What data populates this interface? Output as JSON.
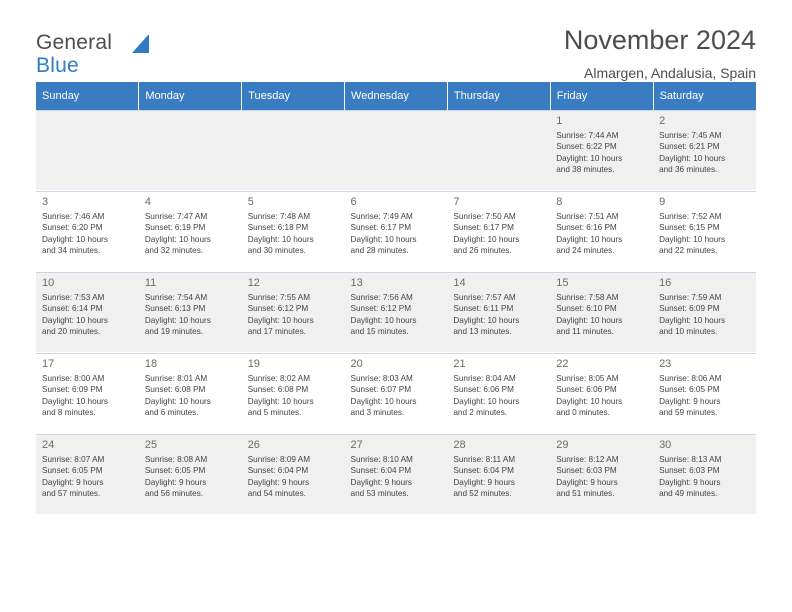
{
  "logo": {
    "line1": "General",
    "line2": "Blue"
  },
  "header": {
    "month_title": "November 2024",
    "location": "Almargen, Andalusia, Spain"
  },
  "calendar": {
    "weekday_headers": [
      "Sunday",
      "Monday",
      "Tuesday",
      "Wednesday",
      "Thursday",
      "Friday",
      "Saturday"
    ],
    "weeks": [
      [
        {
          "empty": true
        },
        {
          "empty": true
        },
        {
          "empty": true
        },
        {
          "empty": true
        },
        {
          "empty": true
        },
        {
          "day": "1",
          "sunrise": "Sunrise: 7:44 AM",
          "sunset": "Sunset: 6:22 PM",
          "daylight1": "Daylight: 10 hours",
          "daylight2": "and 38 minutes."
        },
        {
          "day": "2",
          "sunrise": "Sunrise: 7:45 AM",
          "sunset": "Sunset: 6:21 PM",
          "daylight1": "Daylight: 10 hours",
          "daylight2": "and 36 minutes."
        }
      ],
      [
        {
          "day": "3",
          "sunrise": "Sunrise: 7:46 AM",
          "sunset": "Sunset: 6:20 PM",
          "daylight1": "Daylight: 10 hours",
          "daylight2": "and 34 minutes."
        },
        {
          "day": "4",
          "sunrise": "Sunrise: 7:47 AM",
          "sunset": "Sunset: 6:19 PM",
          "daylight1": "Daylight: 10 hours",
          "daylight2": "and 32 minutes."
        },
        {
          "day": "5",
          "sunrise": "Sunrise: 7:48 AM",
          "sunset": "Sunset: 6:18 PM",
          "daylight1": "Daylight: 10 hours",
          "daylight2": "and 30 minutes."
        },
        {
          "day": "6",
          "sunrise": "Sunrise: 7:49 AM",
          "sunset": "Sunset: 6:17 PM",
          "daylight1": "Daylight: 10 hours",
          "daylight2": "and 28 minutes."
        },
        {
          "day": "7",
          "sunrise": "Sunrise: 7:50 AM",
          "sunset": "Sunset: 6:17 PM",
          "daylight1": "Daylight: 10 hours",
          "daylight2": "and 26 minutes."
        },
        {
          "day": "8",
          "sunrise": "Sunrise: 7:51 AM",
          "sunset": "Sunset: 6:16 PM",
          "daylight1": "Daylight: 10 hours",
          "daylight2": "and 24 minutes."
        },
        {
          "day": "9",
          "sunrise": "Sunrise: 7:52 AM",
          "sunset": "Sunset: 6:15 PM",
          "daylight1": "Daylight: 10 hours",
          "daylight2": "and 22 minutes."
        }
      ],
      [
        {
          "day": "10",
          "sunrise": "Sunrise: 7:53 AM",
          "sunset": "Sunset: 6:14 PM",
          "daylight1": "Daylight: 10 hours",
          "daylight2": "and 20 minutes."
        },
        {
          "day": "11",
          "sunrise": "Sunrise: 7:54 AM",
          "sunset": "Sunset: 6:13 PM",
          "daylight1": "Daylight: 10 hours",
          "daylight2": "and 19 minutes."
        },
        {
          "day": "12",
          "sunrise": "Sunrise: 7:55 AM",
          "sunset": "Sunset: 6:12 PM",
          "daylight1": "Daylight: 10 hours",
          "daylight2": "and 17 minutes."
        },
        {
          "day": "13",
          "sunrise": "Sunrise: 7:56 AM",
          "sunset": "Sunset: 6:12 PM",
          "daylight1": "Daylight: 10 hours",
          "daylight2": "and 15 minutes."
        },
        {
          "day": "14",
          "sunrise": "Sunrise: 7:57 AM",
          "sunset": "Sunset: 6:11 PM",
          "daylight1": "Daylight: 10 hours",
          "daylight2": "and 13 minutes."
        },
        {
          "day": "15",
          "sunrise": "Sunrise: 7:58 AM",
          "sunset": "Sunset: 6:10 PM",
          "daylight1": "Daylight: 10 hours",
          "daylight2": "and 11 minutes."
        },
        {
          "day": "16",
          "sunrise": "Sunrise: 7:59 AM",
          "sunset": "Sunset: 6:09 PM",
          "daylight1": "Daylight: 10 hours",
          "daylight2": "and 10 minutes."
        }
      ],
      [
        {
          "day": "17",
          "sunrise": "Sunrise: 8:00 AM",
          "sunset": "Sunset: 6:09 PM",
          "daylight1": "Daylight: 10 hours",
          "daylight2": "and 8 minutes."
        },
        {
          "day": "18",
          "sunrise": "Sunrise: 8:01 AM",
          "sunset": "Sunset: 6:08 PM",
          "daylight1": "Daylight: 10 hours",
          "daylight2": "and 6 minutes."
        },
        {
          "day": "19",
          "sunrise": "Sunrise: 8:02 AM",
          "sunset": "Sunset: 6:08 PM",
          "daylight1": "Daylight: 10 hours",
          "daylight2": "and 5 minutes."
        },
        {
          "day": "20",
          "sunrise": "Sunrise: 8:03 AM",
          "sunset": "Sunset: 6:07 PM",
          "daylight1": "Daylight: 10 hours",
          "daylight2": "and 3 minutes."
        },
        {
          "day": "21",
          "sunrise": "Sunrise: 8:04 AM",
          "sunset": "Sunset: 6:06 PM",
          "daylight1": "Daylight: 10 hours",
          "daylight2": "and 2 minutes."
        },
        {
          "day": "22",
          "sunrise": "Sunrise: 8:05 AM",
          "sunset": "Sunset: 6:06 PM",
          "daylight1": "Daylight: 10 hours",
          "daylight2": "and 0 minutes."
        },
        {
          "day": "23",
          "sunrise": "Sunrise: 8:06 AM",
          "sunset": "Sunset: 6:05 PM",
          "daylight1": "Daylight: 9 hours",
          "daylight2": "and 59 minutes."
        }
      ],
      [
        {
          "day": "24",
          "sunrise": "Sunrise: 8:07 AM",
          "sunset": "Sunset: 6:05 PM",
          "daylight1": "Daylight: 9 hours",
          "daylight2": "and 57 minutes."
        },
        {
          "day": "25",
          "sunrise": "Sunrise: 8:08 AM",
          "sunset": "Sunset: 6:05 PM",
          "daylight1": "Daylight: 9 hours",
          "daylight2": "and 56 minutes."
        },
        {
          "day": "26",
          "sunrise": "Sunrise: 8:09 AM",
          "sunset": "Sunset: 6:04 PM",
          "daylight1": "Daylight: 9 hours",
          "daylight2": "and 54 minutes."
        },
        {
          "day": "27",
          "sunrise": "Sunrise: 8:10 AM",
          "sunset": "Sunset: 6:04 PM",
          "daylight1": "Daylight: 9 hours",
          "daylight2": "and 53 minutes."
        },
        {
          "day": "28",
          "sunrise": "Sunrise: 8:11 AM",
          "sunset": "Sunset: 6:04 PM",
          "daylight1": "Daylight: 9 hours",
          "daylight2": "and 52 minutes."
        },
        {
          "day": "29",
          "sunrise": "Sunrise: 8:12 AM",
          "sunset": "Sunset: 6:03 PM",
          "daylight1": "Daylight: 9 hours",
          "daylight2": "and 51 minutes."
        },
        {
          "day": "30",
          "sunrise": "Sunrise: 8:13 AM",
          "sunset": "Sunset: 6:03 PM",
          "daylight1": "Daylight: 9 hours",
          "daylight2": "and 49 minutes."
        }
      ]
    ]
  },
  "colors": {
    "header_blue": "#3a7cc2",
    "logo_blue": "#2f7bc5",
    "shaded_cell": "#f0f0f0",
    "cell_border": "#c8d8ea"
  }
}
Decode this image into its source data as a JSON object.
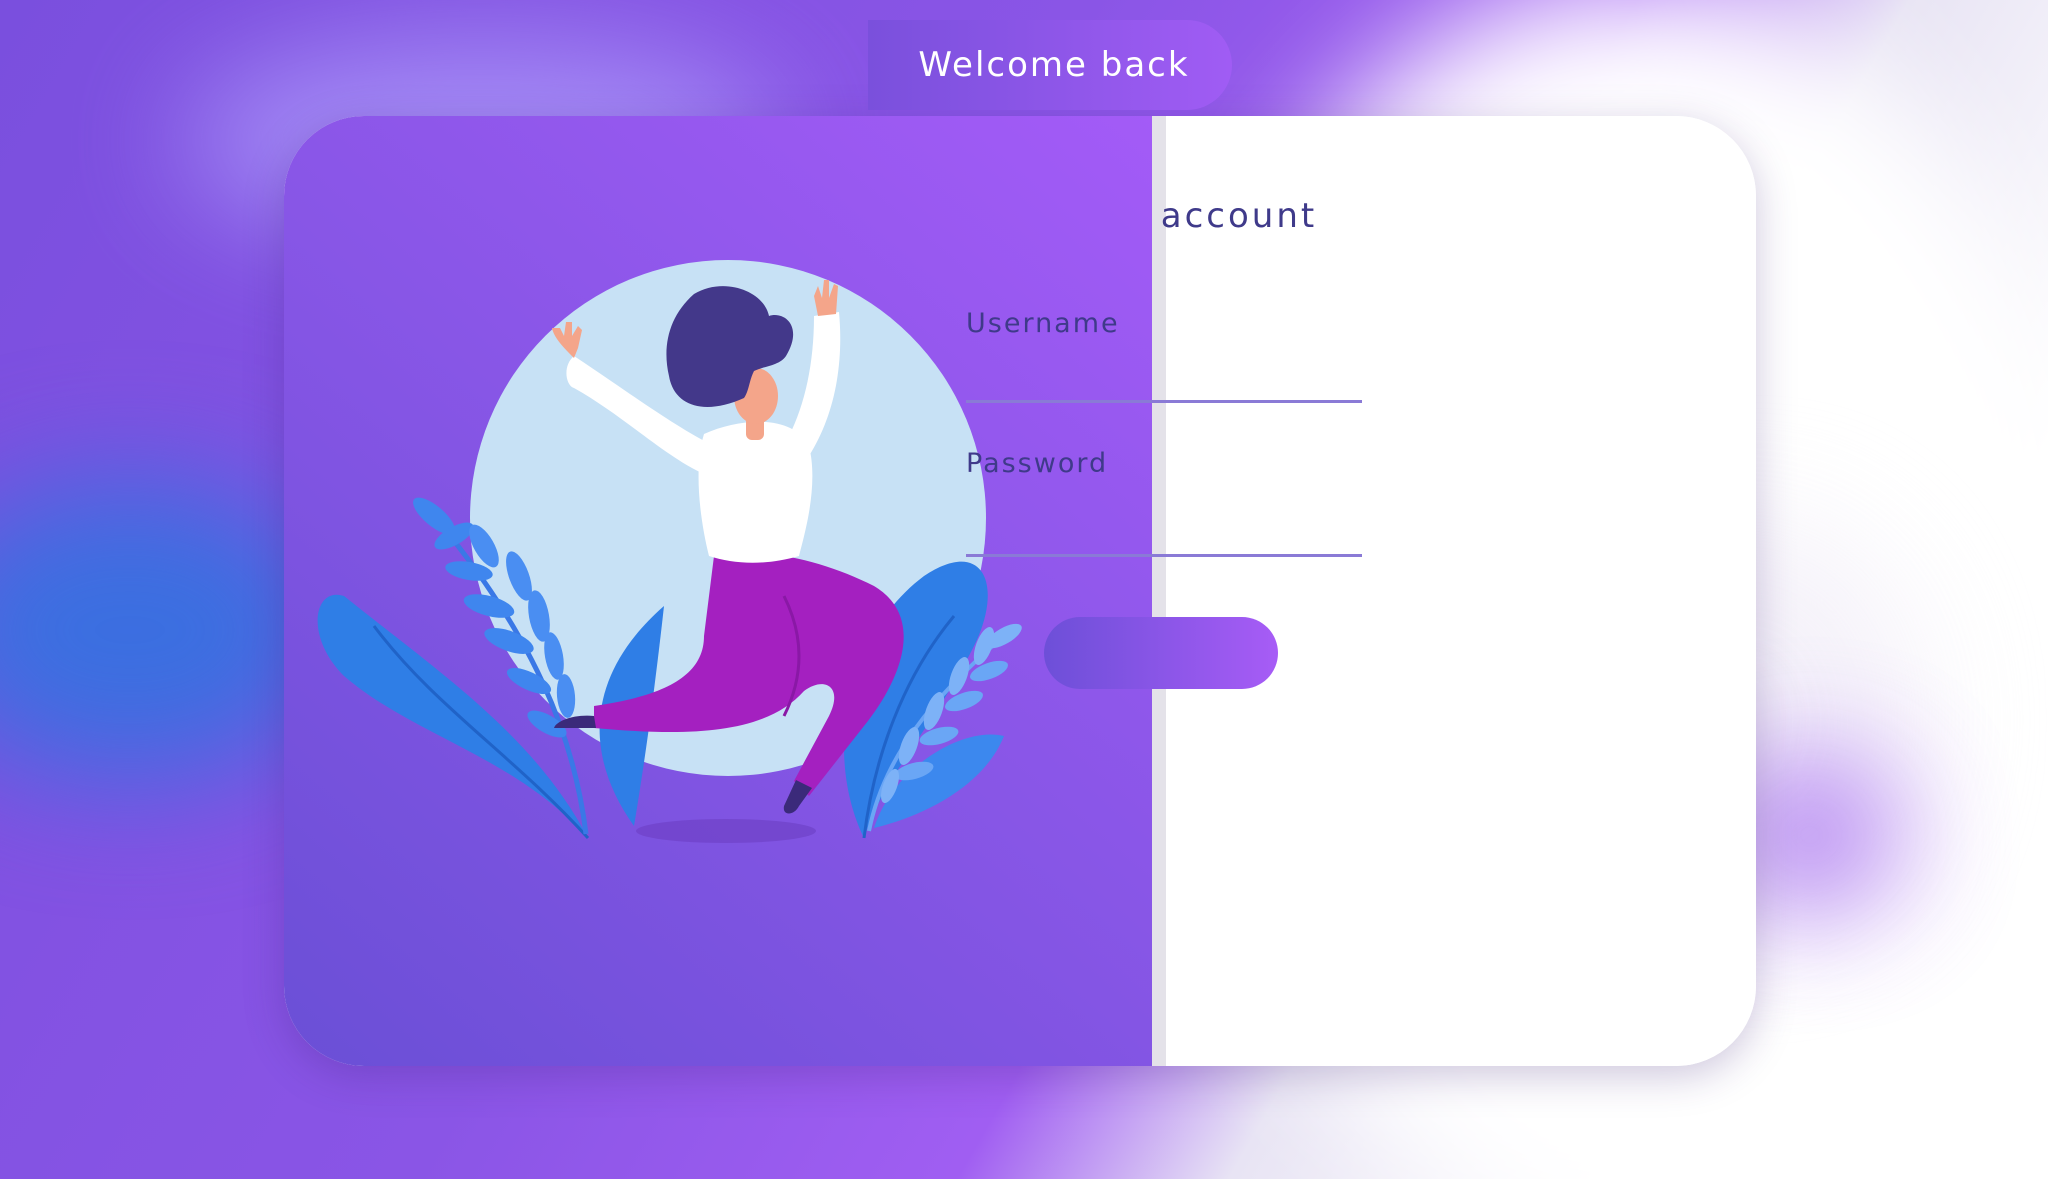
{
  "header": {
    "welcome": "Welcome back"
  },
  "form": {
    "title": "account",
    "username_label": "Username",
    "username_value": "",
    "password_label": "Password",
    "password_value": "",
    "submit_label": ""
  },
  "colors": {
    "accent_start": "#6d4fd8",
    "accent_end": "#a75cf6",
    "text": "#3f3a8a",
    "underline": "#8a7ad6"
  },
  "illustration": {
    "icon": "woman-jumping-with-plants-illustration"
  }
}
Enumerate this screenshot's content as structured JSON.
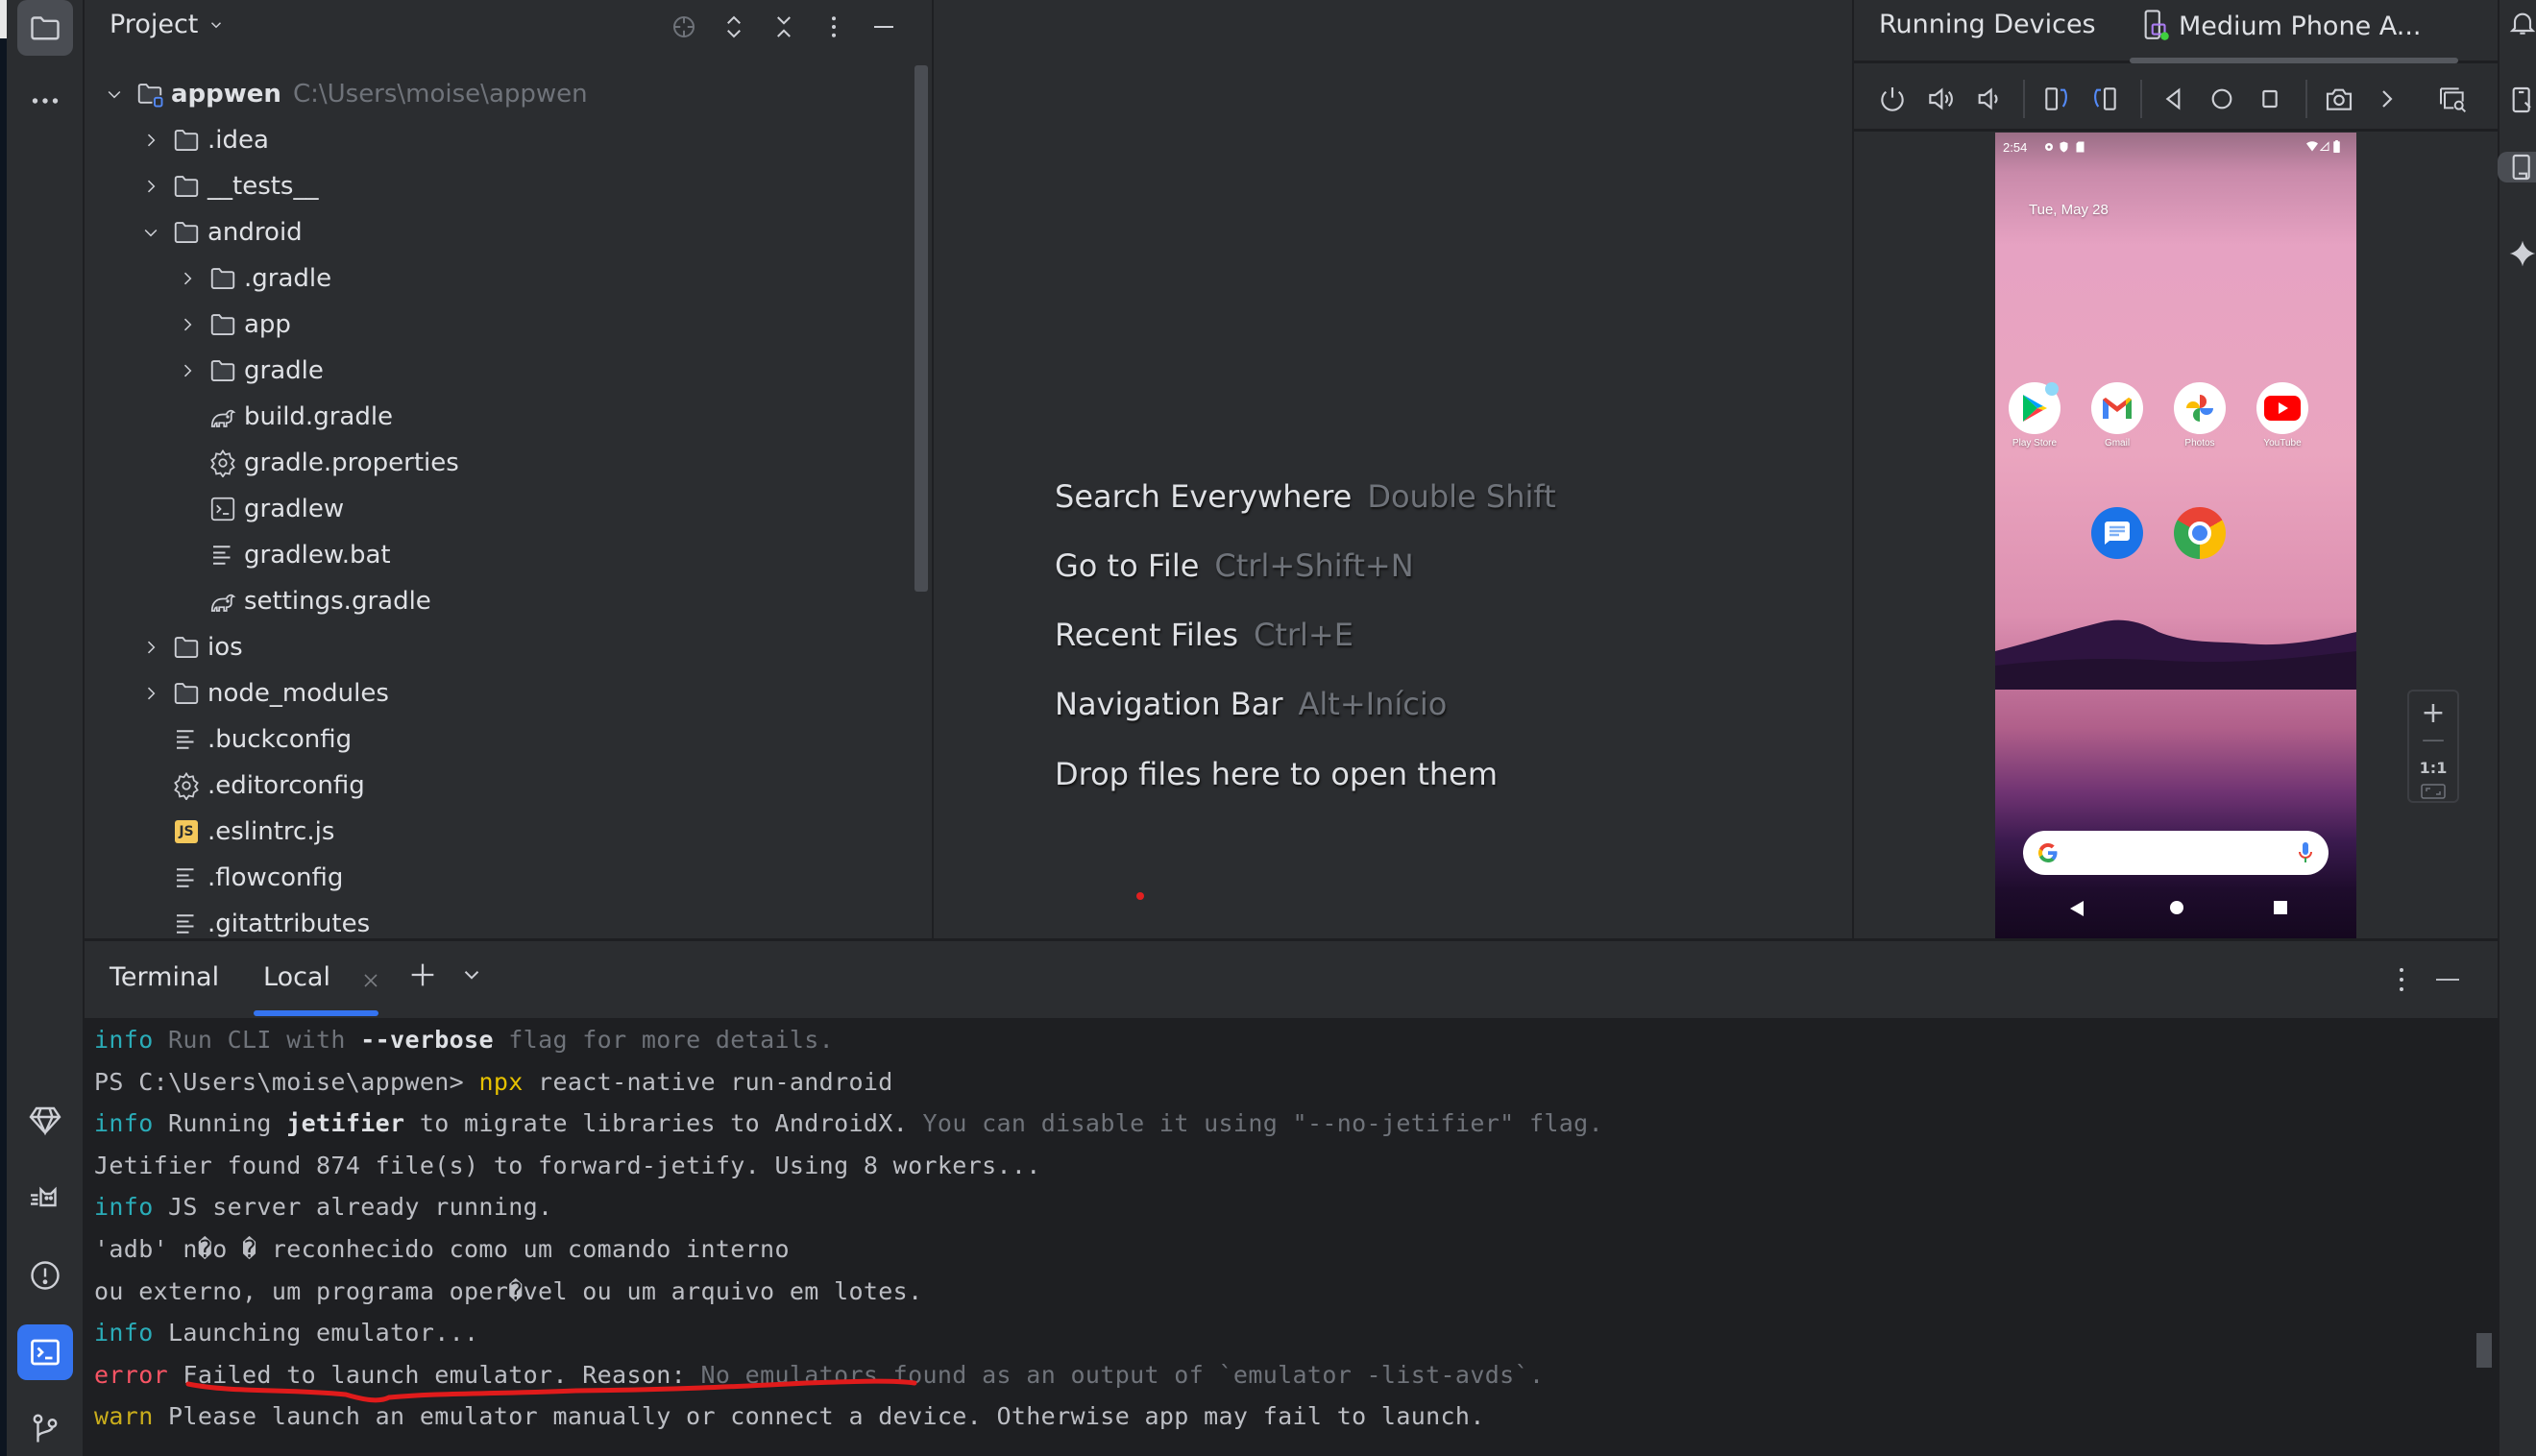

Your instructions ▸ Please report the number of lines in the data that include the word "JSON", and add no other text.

Solution for this task ▸ 3